◆ **TO DO**: Repeat every entry in the listing below, exactly.

◆ **INFORMATION SHOWN**:
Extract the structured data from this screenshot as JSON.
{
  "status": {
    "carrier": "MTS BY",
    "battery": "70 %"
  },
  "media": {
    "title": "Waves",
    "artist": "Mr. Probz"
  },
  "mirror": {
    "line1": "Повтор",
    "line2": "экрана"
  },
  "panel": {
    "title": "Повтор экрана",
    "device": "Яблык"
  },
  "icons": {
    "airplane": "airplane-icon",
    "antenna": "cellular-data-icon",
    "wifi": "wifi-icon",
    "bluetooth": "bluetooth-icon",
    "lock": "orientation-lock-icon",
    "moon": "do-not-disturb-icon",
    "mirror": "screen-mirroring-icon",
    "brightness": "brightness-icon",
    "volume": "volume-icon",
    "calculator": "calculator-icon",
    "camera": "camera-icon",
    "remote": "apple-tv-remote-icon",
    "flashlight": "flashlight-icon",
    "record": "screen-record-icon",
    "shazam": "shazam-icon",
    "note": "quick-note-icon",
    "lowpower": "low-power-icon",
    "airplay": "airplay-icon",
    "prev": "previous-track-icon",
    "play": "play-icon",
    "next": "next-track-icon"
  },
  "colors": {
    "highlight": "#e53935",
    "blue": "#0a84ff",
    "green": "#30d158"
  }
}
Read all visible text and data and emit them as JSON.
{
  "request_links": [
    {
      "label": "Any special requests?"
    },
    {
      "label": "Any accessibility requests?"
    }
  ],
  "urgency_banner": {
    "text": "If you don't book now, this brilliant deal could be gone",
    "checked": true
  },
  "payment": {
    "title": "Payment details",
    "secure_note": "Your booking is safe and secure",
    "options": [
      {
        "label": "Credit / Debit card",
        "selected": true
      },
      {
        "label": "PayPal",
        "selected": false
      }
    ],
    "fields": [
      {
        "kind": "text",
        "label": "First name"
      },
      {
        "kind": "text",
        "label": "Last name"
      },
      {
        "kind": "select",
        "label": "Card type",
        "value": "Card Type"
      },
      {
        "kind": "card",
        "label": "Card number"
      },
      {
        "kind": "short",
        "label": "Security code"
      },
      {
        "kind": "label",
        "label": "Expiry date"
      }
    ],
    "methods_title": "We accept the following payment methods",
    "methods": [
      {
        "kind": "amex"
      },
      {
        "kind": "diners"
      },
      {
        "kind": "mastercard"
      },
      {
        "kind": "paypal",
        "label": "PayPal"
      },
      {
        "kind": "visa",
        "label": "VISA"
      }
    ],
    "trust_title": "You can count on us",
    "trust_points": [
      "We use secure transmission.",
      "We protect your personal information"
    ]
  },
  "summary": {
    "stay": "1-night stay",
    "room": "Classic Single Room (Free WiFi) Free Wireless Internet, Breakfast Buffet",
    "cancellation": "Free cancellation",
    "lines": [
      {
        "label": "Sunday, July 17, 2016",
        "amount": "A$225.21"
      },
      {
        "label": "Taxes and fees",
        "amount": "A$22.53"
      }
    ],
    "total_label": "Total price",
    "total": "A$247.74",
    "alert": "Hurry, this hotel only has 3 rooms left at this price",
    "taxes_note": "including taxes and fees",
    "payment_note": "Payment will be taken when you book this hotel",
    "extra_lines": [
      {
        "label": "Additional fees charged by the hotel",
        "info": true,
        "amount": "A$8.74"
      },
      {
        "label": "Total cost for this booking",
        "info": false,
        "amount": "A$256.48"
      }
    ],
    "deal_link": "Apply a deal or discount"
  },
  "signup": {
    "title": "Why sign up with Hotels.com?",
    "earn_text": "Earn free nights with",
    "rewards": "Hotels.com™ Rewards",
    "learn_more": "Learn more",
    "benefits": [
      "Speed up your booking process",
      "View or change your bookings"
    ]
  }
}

◆ **EXERCISE OUTPUT**:
Extract the structured data from this screenshot as JSON.
{
  "status": {
    "carrier": "MTS BY",
    "battery": "70 %"
  },
  "media": {
    "title": "Waves",
    "artist": "Mr. Probz"
  },
  "mirror": {
    "line1": "Повтор",
    "line2": "экрана"
  },
  "panel": {
    "title": "Повтор экрана",
    "device": "Яблык"
  },
  "icons": {
    "airplane": "airplane-icon",
    "antenna": "cellular-data-icon",
    "wifi": "wifi-icon",
    "bluetooth": "bluetooth-icon",
    "lock": "orientation-lock-icon",
    "moon": "do-not-disturb-icon",
    "mirror": "screen-mirroring-icon",
    "brightness": "brightness-icon",
    "volume": "volume-icon",
    "calculator": "calculator-icon",
    "camera": "camera-icon",
    "remote": "apple-tv-remote-icon",
    "flashlight": "flashlight-icon",
    "record": "screen-record-icon",
    "shazam": "shazam-icon",
    "note": "quick-note-icon",
    "lowpower": "low-power-icon",
    "airplay": "airplay-icon",
    "prev": "previous-track-icon",
    "play": "play-icon",
    "next": "next-track-icon"
  },
  "colors": {
    "highlight": "#e53935",
    "blue": "#0a84ff",
    "green": "#30d158"
  }
}
Read all visible text and data and emit them as JSON.
{
  "request_links": [
    {
      "label": "Any special requests?"
    },
    {
      "label": "Any accessibility requests?"
    }
  ],
  "urgency_banner": {
    "text": "If you don't book now, this brilliant deal could be gone",
    "checked": true
  },
  "payment": {
    "title": "Payment details",
    "secure_note": "Your booking is safe and secure",
    "options": [
      {
        "label": "Credit / Debit card",
        "selected": true
      },
      {
        "label": "PayPal",
        "selected": false
      }
    ],
    "fields": [
      {
        "kind": "text",
        "label": "First name"
      },
      {
        "kind": "text",
        "label": "Last name"
      },
      {
        "kind": "select",
        "label": "Card type",
        "value": "Card Type"
      },
      {
        "kind": "card",
        "label": "Card number"
      },
      {
        "kind": "short",
        "label": "Security code"
      },
      {
        "kind": "label",
        "label": "Expiry date"
      }
    ],
    "methods_title": "We accept the following payment methods",
    "methods": [
      {
        "kind": "amex"
      },
      {
        "kind": "diners"
      },
      {
        "kind": "mastercard"
      },
      {
        "kind": "paypal",
        "label": "PayPal"
      },
      {
        "kind": "visa",
        "label": "VISA"
      }
    ],
    "trust_title": "You can count on us",
    "trust_points": [
      "We use secure transmission.",
      "We protect your personal information"
    ]
  },
  "summary": {
    "stay": "1-night stay",
    "room": "Classic Single Room (Free WiFi) Free Wireless Internet, Breakfast Buffet",
    "cancellation": "Free cancellation",
    "lines": [
      {
        "label": "Sunday, July 17, 2016",
        "amount": "A$225.21"
      },
      {
        "label": "Taxes and fees",
        "amount": "A$22.53"
      }
    ],
    "total_label": "Total price",
    "total": "A$247.74",
    "alert": "Hurry, this hotel only has 3 rooms left at this price",
    "taxes_note": "including taxes and fees",
    "payment_note": "Payment will be taken when you book this hotel",
    "extra_lines": [
      {
        "label": "Additional fees charged by the hotel",
        "info": true,
        "amount": "A$8.74"
      },
      {
        "label": "Total cost for this booking",
        "info": false,
        "amount": "A$256.48"
      }
    ],
    "deal_link": "Apply a deal or discount"
  },
  "signup": {
    "title": "Why sign up with Hotels.com?",
    "earn_text": "Earn free nights with",
    "rewards": "Hotels.com™ Rewards",
    "learn_more": "Learn more",
    "benefits": [
      "Speed up your booking process",
      "View or change your bookings"
    ]
  }
}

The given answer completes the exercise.